(CNN) — The U.S. government allegedly spied on prominent American Muslims under the same program it used to keep tabs on suspected terrorists, according to documents held by National Security Agency whistle-blower Edward Snowden.
The journalists Glenn Greenwald and Murtaza Hussain, writing for The Intercept, said Snowden provided them documents that show that at least five American Muslims were monitored by their own government for periods between 2002 and 2008.
The names of Republican Party operative and lawyer Faisal Gill; attorney Asim Ghafoor; international relations professor Hooshang Amirahmadi; Muslim civil liberties advocate Agha Saeed; and the executive director of the Council on American-Islamic Affairs, Nihad Awad, all appear on a spreadsheet that purportedly lists individuals under NSA, CIA or FBI digital surveillance.
The spreadsheet shows more than 7,000 e-mail addresses that appear to include the names of foreigners linked to terrorist organizations and U.S. citizens suspected of terrorist activity, according to The Intercept’s report.
But also on the list are the names of the five prominent Muslim-Americans, who have never been accused or charged with terrorism, and who deny any involvement in terrorism.
“I’ve done everything in my life to be patriotic,” Gill told The Intercept. “I served in the Navy, served in the government, was active in my community — I’ve done everything that a good citizen, in my opinion, should do.”
Gill told the publication that he believes that his e-mails were intercepted because he is Muslim.
“Look, I’ve never made an appearance or been a lawyer for anyone who’s been (associated with terrorism),” he told The Intercept. “But there are plenty of other lawyers who have made those appearances and actually represented those governments, and their name isn’t Faisal Gill and they weren’t born in Pakistan and they aren’t on this list.”
In a joint statement, the Office of the Director of National Intelligence and the Justice Department denied that the U.S. government conducts surveillance based on anyone’s politics, religion or activism.
“Unlike some other nations, the United States does not monitor anyone’s communications in order to suppress criticism or to put people at a disadvantage based on their ethnicity, race, gender, sexual orientation or religion,” the statement said.
Any surveillance of U.S. citizens requires a court order from the Foreign Intelligence Surveillance, or FISA, Court, the statement says.
“These court orders are issued by an independent federal judge only if probable cause, based on specific facts, are established that the person is an agent of a foreign power, a terrorist, a spy, or someone who takes orders from a foreign power,” the statement says.
But The Intercept reported that at least one of the five American Muslims was spied on without a FISA warrant.
In addition, one of the documents provided to The Intercept by Snowden instructs agents on the proper way to compose a memo to request FISA surveillance.

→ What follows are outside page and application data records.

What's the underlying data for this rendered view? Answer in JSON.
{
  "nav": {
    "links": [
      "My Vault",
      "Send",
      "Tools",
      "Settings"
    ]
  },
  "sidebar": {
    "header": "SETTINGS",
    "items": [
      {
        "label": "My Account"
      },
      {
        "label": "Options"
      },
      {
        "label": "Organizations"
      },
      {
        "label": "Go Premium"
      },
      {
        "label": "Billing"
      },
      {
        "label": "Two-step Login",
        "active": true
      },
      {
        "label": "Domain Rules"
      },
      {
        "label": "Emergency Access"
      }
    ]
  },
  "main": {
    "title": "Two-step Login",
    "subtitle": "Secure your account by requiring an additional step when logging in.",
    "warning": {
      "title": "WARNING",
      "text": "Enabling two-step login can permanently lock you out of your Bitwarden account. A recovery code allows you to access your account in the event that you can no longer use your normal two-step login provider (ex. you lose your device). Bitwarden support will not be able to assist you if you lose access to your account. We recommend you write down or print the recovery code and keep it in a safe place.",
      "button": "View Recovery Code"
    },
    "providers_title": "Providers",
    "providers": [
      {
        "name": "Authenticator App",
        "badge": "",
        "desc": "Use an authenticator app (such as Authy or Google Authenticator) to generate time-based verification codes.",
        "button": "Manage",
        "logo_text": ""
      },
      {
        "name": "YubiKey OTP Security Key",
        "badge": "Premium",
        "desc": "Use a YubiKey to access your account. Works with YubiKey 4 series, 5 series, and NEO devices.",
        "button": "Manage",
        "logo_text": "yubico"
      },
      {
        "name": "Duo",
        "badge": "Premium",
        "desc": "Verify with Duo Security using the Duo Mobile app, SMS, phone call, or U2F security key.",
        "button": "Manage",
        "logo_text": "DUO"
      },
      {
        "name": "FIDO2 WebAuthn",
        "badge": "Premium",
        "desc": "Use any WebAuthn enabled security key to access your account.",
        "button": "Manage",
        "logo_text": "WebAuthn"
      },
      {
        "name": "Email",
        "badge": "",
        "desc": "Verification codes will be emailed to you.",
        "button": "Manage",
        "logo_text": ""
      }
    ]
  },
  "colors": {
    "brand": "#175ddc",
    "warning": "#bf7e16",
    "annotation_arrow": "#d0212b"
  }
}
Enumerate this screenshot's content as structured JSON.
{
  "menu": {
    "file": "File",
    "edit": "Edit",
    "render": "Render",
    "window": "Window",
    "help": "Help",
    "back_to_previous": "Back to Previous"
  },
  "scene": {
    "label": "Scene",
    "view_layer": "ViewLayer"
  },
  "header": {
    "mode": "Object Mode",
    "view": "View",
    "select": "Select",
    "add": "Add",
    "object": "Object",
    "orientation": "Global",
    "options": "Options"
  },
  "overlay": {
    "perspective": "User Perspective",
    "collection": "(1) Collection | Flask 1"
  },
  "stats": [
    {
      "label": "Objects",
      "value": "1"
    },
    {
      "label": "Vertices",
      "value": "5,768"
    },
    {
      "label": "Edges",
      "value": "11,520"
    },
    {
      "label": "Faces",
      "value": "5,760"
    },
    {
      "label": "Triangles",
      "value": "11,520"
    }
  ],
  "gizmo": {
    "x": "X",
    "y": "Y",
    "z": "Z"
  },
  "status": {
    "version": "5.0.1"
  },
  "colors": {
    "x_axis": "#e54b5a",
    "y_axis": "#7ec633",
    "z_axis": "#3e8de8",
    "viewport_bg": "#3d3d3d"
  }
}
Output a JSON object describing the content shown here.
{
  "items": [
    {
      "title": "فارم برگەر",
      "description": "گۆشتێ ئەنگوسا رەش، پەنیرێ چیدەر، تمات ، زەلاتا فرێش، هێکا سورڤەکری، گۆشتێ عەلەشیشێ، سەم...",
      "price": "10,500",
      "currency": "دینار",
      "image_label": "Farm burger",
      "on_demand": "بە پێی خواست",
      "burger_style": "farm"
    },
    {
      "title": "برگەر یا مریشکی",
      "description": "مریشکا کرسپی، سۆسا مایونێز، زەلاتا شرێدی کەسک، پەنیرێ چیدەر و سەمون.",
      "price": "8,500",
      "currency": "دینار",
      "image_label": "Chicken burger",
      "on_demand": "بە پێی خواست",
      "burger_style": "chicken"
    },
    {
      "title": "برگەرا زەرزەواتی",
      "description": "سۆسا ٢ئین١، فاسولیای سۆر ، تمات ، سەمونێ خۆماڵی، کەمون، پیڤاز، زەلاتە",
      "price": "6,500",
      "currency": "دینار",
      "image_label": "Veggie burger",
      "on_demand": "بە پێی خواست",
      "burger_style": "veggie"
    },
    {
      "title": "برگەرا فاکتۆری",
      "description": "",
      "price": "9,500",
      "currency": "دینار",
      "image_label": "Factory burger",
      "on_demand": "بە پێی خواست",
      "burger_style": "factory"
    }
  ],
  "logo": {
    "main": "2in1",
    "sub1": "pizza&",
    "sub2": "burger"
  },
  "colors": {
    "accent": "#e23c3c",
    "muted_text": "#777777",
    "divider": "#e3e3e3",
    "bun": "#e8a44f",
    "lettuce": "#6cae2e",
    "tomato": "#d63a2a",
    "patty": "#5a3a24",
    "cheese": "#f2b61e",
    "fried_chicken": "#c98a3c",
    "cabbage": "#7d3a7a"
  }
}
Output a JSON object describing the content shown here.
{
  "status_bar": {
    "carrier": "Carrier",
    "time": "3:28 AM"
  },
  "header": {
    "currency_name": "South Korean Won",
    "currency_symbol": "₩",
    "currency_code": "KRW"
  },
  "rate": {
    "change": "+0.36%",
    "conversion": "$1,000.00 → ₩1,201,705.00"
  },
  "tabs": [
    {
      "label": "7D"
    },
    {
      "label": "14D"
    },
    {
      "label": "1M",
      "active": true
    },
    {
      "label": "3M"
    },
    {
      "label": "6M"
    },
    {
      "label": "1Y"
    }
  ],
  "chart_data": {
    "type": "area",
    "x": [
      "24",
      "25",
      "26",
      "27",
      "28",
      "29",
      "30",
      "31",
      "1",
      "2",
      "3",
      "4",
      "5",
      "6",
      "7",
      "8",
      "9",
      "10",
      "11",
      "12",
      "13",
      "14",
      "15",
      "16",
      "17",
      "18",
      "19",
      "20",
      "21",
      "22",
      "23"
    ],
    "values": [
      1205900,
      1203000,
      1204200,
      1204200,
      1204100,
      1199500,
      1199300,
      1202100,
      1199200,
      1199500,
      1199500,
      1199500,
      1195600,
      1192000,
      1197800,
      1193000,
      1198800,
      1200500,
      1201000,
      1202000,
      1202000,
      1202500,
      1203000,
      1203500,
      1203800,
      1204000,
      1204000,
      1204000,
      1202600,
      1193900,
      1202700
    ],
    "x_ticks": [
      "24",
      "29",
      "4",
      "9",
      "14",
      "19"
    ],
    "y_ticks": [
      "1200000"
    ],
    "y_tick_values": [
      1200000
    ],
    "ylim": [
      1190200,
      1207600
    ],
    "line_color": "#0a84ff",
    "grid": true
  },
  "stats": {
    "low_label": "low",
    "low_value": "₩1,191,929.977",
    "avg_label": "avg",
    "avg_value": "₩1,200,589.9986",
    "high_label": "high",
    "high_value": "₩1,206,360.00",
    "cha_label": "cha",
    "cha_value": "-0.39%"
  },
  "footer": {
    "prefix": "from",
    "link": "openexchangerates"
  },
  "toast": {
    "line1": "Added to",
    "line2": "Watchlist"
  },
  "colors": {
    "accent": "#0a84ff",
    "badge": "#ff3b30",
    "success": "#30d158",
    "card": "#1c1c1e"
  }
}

In the example, it lists a fake name — “Mohammed Raghead” — as a placeholder.
An NSA spokeswoman quoted in the report said that the agency would not allow such insulting language to be used in its training documents.
CAIR, the nation’s largest Muslim civil liberties group and led by Awad, called for a full accounting of government spying on American Muslims.
“This is an outrageous continuation of civil rights era surveillance of minority community leadership by government elements who see threats in all patriotic dissent,” the group said in a statement.